= Exercise objective =
Copy, from the material below, each line where "pledges" shows up.

= Input data =

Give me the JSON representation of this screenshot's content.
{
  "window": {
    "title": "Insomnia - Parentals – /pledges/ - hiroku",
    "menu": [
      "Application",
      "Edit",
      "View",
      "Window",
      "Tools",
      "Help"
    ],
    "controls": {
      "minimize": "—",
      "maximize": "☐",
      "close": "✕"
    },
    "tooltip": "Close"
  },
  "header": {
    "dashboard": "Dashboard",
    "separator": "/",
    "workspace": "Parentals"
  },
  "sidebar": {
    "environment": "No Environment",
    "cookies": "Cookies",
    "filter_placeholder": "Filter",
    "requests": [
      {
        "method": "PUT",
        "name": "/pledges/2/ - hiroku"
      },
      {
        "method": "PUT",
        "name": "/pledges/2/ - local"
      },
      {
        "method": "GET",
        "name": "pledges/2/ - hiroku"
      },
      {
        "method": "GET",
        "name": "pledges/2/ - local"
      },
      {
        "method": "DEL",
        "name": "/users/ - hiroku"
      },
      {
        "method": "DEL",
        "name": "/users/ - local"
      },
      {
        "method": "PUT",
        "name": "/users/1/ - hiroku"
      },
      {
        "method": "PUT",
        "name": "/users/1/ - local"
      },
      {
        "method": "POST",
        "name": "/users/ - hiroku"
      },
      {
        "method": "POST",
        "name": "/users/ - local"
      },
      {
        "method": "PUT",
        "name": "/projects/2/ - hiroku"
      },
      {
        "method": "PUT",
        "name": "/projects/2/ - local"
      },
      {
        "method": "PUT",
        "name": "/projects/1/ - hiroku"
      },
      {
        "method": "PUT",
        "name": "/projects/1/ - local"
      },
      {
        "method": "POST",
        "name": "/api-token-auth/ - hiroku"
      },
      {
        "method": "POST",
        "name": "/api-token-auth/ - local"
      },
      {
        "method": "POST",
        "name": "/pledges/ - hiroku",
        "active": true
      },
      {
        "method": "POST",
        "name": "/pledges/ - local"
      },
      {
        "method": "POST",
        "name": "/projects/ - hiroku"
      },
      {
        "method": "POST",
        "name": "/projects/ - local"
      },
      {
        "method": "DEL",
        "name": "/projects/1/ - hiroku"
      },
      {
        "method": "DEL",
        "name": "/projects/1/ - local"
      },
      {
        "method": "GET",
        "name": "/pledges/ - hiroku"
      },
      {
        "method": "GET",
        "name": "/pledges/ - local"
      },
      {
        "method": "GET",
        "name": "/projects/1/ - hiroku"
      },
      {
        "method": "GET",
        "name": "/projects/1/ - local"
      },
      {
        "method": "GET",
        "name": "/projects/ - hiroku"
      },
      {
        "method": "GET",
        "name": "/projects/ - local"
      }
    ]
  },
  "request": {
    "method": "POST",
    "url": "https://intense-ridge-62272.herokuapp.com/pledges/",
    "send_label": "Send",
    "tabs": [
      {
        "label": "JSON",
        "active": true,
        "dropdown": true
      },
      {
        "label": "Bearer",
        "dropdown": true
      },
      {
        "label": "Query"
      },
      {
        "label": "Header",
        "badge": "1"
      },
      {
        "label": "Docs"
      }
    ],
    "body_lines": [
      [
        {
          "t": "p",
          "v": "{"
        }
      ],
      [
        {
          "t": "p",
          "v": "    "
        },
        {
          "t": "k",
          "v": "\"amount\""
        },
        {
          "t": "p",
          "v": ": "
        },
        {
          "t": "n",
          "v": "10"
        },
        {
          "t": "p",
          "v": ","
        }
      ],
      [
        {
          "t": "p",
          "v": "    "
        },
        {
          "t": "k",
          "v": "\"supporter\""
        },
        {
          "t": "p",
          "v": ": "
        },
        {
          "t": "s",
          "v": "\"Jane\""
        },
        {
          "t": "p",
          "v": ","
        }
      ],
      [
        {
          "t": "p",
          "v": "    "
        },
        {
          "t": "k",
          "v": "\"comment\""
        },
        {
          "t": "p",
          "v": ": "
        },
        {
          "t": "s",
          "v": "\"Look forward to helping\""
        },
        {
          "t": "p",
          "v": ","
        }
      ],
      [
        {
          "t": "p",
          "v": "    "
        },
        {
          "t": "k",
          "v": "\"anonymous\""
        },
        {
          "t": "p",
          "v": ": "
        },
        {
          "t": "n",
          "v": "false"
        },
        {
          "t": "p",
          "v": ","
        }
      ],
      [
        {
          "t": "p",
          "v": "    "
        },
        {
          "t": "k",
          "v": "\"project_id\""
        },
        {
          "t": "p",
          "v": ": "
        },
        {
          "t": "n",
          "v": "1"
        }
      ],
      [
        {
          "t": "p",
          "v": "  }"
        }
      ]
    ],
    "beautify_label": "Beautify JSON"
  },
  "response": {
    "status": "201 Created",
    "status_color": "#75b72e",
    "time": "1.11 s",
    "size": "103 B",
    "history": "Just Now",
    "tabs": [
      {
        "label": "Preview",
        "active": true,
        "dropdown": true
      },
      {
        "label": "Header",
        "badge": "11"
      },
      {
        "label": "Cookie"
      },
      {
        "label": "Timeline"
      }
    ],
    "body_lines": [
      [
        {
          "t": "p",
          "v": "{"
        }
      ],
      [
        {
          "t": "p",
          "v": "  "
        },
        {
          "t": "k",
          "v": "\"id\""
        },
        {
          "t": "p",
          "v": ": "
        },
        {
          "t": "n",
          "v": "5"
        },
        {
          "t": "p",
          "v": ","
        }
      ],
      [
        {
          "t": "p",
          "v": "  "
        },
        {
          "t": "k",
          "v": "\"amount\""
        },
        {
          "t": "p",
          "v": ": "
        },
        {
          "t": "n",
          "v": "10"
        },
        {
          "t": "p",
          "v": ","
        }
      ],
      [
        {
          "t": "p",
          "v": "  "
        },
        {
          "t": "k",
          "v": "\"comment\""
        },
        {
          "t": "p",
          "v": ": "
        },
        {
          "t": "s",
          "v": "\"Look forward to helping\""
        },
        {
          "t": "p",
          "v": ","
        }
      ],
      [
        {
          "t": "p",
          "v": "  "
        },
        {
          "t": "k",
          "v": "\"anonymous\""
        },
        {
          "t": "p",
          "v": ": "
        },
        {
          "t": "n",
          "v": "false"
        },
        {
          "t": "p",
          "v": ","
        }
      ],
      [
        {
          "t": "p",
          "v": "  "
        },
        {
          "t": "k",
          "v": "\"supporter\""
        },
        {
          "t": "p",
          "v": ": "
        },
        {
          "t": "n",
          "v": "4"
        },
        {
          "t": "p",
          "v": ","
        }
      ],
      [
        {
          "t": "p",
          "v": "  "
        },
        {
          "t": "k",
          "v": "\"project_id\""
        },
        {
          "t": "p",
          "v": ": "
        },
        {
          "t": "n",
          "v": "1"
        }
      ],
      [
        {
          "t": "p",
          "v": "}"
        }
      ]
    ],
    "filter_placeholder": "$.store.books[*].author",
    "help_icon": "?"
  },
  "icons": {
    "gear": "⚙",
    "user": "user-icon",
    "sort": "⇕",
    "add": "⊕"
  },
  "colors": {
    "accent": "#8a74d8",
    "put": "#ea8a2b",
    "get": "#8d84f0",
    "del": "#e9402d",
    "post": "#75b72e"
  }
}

= Solution to this exercise =
    "title": "Insomnia - Parentals – /pledges/ - hiroku",
        "name": "/pledges/2/ - hiroku"
        "name": "/pledges/2/ - local"
        "name": "pledges/2/ - hiroku"
        "name": "pledges/2/ - local"
        "name": "/pledges/ - hiroku",
        "name": "/pledges/ - local"
        "name": "/pledges/ - hiroku"
        "name": "/pledges/ - local"
    "url": "https://intense-ridge-62272.herokuapp.com/pledges/",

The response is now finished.